Having it on your phone is great, because it takes two seconds to look something up in the middle of conversation.
Even something that simple affected my conversations and ability to interact with locals a great deal. Keep practicing in your head. The other use for your dictionary is that you can practice while going about your day and not talking to anyone. Challenge yourself to think in the new language. We all have monologues running in our head, and typically they run in our native tongue. You can continue to practice and construct sentences and fake conversations in your head in a new language.

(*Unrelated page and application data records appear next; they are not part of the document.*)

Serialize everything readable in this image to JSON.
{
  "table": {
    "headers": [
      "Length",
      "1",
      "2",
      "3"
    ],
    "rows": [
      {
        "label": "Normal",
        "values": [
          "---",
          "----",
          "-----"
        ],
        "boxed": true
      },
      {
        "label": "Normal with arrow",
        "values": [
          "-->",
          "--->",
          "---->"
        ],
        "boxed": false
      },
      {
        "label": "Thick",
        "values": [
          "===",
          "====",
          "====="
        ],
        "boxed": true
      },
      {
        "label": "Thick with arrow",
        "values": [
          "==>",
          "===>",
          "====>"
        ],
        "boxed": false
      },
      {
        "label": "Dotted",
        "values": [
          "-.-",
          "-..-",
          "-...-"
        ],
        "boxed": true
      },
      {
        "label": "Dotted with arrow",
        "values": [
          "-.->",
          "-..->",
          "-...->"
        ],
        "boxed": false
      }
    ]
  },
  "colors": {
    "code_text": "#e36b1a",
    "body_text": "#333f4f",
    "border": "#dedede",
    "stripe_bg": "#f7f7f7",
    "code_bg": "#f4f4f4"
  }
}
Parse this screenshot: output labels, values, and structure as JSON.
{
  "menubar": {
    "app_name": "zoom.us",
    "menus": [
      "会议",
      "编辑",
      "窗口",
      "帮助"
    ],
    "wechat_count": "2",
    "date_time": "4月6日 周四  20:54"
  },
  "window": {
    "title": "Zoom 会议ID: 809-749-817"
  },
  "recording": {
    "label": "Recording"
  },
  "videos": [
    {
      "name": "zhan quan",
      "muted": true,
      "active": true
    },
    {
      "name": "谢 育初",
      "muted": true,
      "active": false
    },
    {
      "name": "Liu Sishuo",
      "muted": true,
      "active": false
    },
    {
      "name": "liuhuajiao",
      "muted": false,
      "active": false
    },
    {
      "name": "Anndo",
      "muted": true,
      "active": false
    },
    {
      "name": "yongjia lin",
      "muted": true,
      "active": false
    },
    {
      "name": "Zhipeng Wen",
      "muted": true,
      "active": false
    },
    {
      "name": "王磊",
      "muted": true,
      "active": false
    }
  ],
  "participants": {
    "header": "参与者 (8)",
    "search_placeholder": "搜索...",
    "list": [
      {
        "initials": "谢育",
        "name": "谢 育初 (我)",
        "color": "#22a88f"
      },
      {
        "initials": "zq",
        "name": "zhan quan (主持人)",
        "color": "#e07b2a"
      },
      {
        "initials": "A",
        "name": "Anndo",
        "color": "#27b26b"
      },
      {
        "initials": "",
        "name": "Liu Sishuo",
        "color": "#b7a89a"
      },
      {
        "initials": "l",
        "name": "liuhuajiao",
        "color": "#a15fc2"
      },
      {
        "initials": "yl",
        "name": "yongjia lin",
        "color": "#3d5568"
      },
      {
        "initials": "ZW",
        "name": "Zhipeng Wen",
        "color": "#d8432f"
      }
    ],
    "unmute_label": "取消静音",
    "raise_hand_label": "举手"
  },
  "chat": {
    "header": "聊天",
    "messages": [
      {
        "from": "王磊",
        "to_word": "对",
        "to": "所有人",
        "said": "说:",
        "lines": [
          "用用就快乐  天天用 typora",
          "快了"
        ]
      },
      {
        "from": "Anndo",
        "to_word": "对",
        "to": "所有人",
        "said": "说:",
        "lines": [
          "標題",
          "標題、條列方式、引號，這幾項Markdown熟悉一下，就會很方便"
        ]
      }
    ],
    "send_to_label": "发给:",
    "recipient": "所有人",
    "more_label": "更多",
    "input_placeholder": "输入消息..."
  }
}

In fact, this sort of visualization leads to much easier conversations when you actually have them. Accept it. When I was first learning Spanish, I once told a group of people that Americans put a lot of condoms in their food. Later, I told a girl that basketball makes me horny. Trust me. Figure out pronunciation patterns. All Latin-based languages will have similar pronunciation patterns based on Latin words. For a language-learning method that focuses on pronunciation, check out The Mimic Method. Use audio and online courses for the first words and basic grammar.